  • His reputation as a competent, no-nonsense regulator, combined with near-constant outreach, made Gottlieb popular, even with Democrats who were sometimes surprised they liked him.
  • Flashback from last February: Everybody likes Scott Gottlieb

The other side: Some conservative activists thought he went too far on vaping, and he was never popular with liberal advocacy groups like Public Citizen, who saw him — and who see the FDA generally — as overly friendly to industry.

What we're watching: Tobacco stocks were up and biotech stocks were down after news of Gottlieb's resignation broke.

  • Gottlieb presented his vaping proposal to the White House just last week, so even though he's sticking around for about another month, the vaping industry will have more opportunities to soften or kill his plans once Gottlieb leaves.

Go deeper: FDA chief hands the WH his plan to restrict flavored e-cigs

Go deeper

Updated 7 mins ago - Economy & Business

The states ending federal pandemic unemployment benefits early

Protesters demand senators support the continuation of unemployment benefits on July 16, 2020 in Miami Springs, Florida. Photo: Joe Raedle/Getty Images

More than a dozen Republican-led states have announced they are terminating their involvement in federal pandemic-related unemployment programs early.

Driving the news: Many of the states' governors cited worker shortages. But some experts say it's the job climate, including pandemic-era factors, and not unemployment benefits that is determining when and how people return to work.

Companies turn to pay hikes to lure workers

Illustration: Brendan Lynch/Axios

More hourly workers are getting a pay bump. Thank the new war for employees.

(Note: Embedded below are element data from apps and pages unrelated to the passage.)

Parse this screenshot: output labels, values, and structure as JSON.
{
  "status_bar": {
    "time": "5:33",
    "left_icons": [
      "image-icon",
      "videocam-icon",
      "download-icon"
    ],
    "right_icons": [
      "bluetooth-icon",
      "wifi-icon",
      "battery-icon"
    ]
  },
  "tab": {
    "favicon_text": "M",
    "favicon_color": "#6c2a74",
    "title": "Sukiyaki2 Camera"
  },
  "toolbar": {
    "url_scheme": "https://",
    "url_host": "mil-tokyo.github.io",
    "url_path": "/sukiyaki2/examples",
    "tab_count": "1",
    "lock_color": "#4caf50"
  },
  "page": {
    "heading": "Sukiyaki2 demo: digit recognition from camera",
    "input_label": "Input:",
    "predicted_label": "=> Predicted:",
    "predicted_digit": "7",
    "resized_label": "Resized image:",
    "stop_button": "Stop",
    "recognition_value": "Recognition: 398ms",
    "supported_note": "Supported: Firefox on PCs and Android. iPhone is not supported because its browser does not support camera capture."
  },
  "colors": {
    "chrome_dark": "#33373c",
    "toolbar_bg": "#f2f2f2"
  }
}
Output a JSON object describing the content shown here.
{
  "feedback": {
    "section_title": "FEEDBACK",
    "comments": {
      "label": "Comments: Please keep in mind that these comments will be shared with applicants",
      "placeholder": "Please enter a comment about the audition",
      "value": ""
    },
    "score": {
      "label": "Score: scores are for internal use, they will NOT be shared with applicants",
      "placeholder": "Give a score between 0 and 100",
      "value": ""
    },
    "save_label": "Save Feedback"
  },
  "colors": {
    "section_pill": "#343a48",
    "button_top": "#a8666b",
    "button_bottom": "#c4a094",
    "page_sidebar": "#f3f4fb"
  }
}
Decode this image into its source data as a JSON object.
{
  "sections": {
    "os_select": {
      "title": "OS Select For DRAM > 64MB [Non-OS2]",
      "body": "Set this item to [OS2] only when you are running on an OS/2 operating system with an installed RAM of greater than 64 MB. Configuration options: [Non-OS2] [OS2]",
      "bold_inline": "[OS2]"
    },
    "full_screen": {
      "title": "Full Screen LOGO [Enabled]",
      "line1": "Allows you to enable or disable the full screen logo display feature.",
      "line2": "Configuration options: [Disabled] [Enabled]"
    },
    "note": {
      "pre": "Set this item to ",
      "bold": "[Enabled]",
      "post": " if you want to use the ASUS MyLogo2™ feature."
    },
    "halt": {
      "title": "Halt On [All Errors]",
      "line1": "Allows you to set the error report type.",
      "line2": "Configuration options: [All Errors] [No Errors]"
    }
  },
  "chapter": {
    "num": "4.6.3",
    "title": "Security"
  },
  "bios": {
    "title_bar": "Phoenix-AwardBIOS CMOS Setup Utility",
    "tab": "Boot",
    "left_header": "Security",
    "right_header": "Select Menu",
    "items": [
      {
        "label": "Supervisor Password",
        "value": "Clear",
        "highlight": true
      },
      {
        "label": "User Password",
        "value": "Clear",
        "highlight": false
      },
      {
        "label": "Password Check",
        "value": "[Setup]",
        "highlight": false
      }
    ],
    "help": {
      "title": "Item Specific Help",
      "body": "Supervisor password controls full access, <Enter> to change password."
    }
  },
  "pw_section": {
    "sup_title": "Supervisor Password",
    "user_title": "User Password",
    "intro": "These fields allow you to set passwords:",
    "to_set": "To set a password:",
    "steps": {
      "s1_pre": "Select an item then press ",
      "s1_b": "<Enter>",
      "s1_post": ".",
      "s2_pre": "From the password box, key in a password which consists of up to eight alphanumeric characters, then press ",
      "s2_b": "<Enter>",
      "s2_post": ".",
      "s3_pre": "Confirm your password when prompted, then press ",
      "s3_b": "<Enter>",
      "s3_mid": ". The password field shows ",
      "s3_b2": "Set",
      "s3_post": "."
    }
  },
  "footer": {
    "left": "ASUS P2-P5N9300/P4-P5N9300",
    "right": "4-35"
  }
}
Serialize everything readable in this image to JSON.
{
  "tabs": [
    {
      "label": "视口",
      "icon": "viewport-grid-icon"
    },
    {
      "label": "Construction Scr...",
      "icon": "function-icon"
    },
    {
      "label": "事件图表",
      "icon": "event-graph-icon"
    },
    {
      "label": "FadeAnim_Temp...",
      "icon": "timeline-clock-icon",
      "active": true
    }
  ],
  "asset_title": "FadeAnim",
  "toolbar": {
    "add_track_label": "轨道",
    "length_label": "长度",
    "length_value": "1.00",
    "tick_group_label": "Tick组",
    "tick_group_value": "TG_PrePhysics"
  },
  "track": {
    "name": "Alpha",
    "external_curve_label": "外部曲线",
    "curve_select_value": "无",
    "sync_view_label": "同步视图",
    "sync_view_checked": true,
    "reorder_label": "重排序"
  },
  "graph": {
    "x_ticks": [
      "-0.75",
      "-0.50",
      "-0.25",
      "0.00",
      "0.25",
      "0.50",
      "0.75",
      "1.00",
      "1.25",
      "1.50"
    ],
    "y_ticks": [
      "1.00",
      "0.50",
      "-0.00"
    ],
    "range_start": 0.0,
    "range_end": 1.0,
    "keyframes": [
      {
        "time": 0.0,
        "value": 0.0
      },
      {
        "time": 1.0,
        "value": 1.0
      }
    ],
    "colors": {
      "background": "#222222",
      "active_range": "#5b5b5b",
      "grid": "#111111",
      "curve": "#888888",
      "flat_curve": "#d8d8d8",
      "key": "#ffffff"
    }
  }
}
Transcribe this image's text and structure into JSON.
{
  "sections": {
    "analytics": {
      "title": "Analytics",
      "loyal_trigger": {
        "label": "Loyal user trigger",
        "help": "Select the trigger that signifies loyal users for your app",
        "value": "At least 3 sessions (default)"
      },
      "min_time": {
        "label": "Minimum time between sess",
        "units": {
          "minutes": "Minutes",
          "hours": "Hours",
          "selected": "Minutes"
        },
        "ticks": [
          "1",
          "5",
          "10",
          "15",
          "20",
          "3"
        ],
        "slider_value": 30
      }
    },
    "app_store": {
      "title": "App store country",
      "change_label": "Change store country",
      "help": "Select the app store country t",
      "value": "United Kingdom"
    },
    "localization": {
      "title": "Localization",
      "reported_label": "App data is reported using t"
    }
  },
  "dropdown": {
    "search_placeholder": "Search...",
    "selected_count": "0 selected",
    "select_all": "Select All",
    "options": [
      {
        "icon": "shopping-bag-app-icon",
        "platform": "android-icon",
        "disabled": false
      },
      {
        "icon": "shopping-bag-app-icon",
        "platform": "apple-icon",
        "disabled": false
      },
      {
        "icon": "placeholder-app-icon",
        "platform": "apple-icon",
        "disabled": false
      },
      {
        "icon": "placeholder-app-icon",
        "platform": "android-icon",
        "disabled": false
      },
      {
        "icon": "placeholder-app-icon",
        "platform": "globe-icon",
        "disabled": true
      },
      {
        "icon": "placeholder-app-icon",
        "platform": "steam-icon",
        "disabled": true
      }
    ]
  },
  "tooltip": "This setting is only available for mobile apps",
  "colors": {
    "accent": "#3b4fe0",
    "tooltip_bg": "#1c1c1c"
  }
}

Why it matters: To meet the demand that's only expected to get more ferocious as reopening continues, companies are having to bid up to attract workers.